City, Arts and Public Spaces: Dominic Willsdon

The Arts Research Center at UC Berkeley is participating in the ongoing campus initiative Global Urban Humanities: Engaging the Humanities and Environmental Design, which aims to bring the humanities into closer connection with disciplines that study the built environment to help address the complex problems facing today’s urban areas. To jump-start conversation for an upcoming working session, participants have been asked to “reflect upon a keyword that provokes, confuses, inspires, and/or annoys you in current thinking about urban and/or urban arts engagement.” This posting is by Dominic Willsdon, Curator of Education and Public Programs at SFMOMA.
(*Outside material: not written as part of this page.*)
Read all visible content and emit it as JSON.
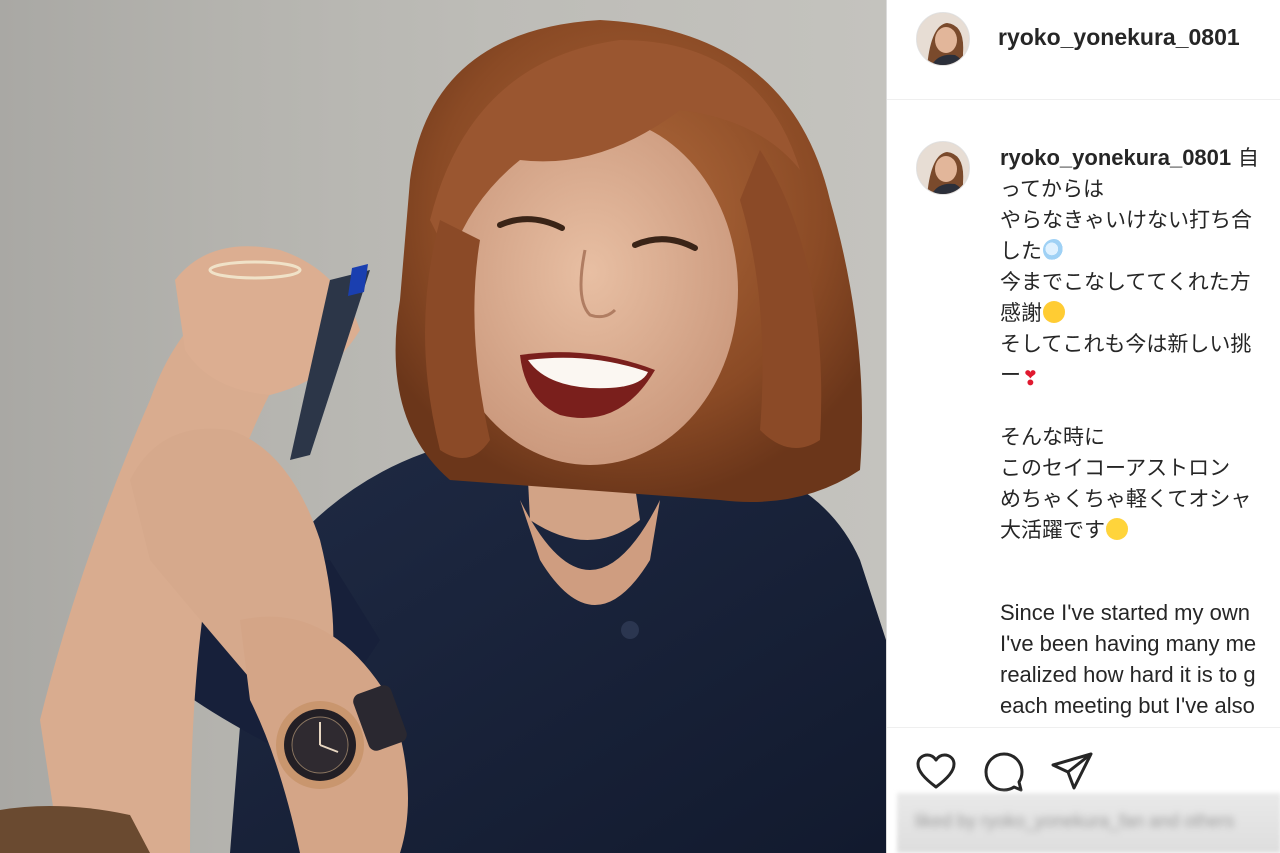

Keyword: Biennial
Recently, I have become involved in devising contemporary art biennials, at a time when the debate about these events has slowed.  Like so many of the dozens of biennials around the world, the two I am now working on – the Mercosul Biennial in Porto Alegre and the Liverpool Biennial – date from the 1990s.  Istanbul (1987) and Havana (1984) are among the older contemporary biennials (excluding Venice and São Paulo, which belong to a different time).  Before it is anything else, a biennial is an ongoing series of temporary exhibitions supported by a city.  (‘Support’ might turn out to be the keyword inside my keyword, unless it is ‘ongoing’.)  Much of the biennial debate has been about how a city informs, limits, accommodates etc. such a series of exhibitions, and how the exhibitions supplement and illuminate the city as a location of culture.  The debate has slowed, but it could be taking a new turn.
From time to time, over this same period, art museums have deployed the city as a category of visual culture.  In my everyday, ongoing museum life, the first exhibition I ever worked with was Century City: Art and Culture in the Modern Metropolis (Tate Modern, 2001); and the most recent was Six Lines of Flight: Shifting Geographies in Contemporary Art (SFMOMA, 2012-13).  Both shows addressed cities, as places of art making and cultural exchange, in the absence of biennials.  (As it happens, I am now working on a museum exhibition that is partly about a city that lost a biennial.  The Johannesburg Biennial – which was discontinued after its 2nd edition in 1997 – haunts contemporary art in that city.)  But while the city can be a theme for a museum, for a biennial it is the organizing idea.  A museum is not a biennial (museum biennials, like the Whitney, are a wholly different species).  A biennial is not a museum.  The work of the biennial might even begin where that of the museum ends.  Biennials often find their value in the absence of museums, or other abiding cultural institutions – from the absence of cultural infrastructure.     
Current debate on the biennial centers on the question of how it dwells in a city, on its identity and value, for a city, beyond the recurring exhibitions.   The Mercosul Biennial is evolving, perhaps in name too, into the Porto Alegre Biennial.  More than most biennials, throughout its history, it has addressed a primarily local public.  Its distinctiveness lies in the breadth and depth of its commitment to education in Rio Grande do Sul.  If Mercosul inherits a certain multi-year continuity (of expectations, of services, of employment…), some other biennials are now projecting ahead a multi-year continuity.  SITE Santa Fe recently announced a six-year program under the title SITElines.  The Liverpool Biennial is planning to become a year-round, every year platform in the city.  Biennials are adopting something of the temporality of museums.   A realignment of museum and biennial functions is emerging.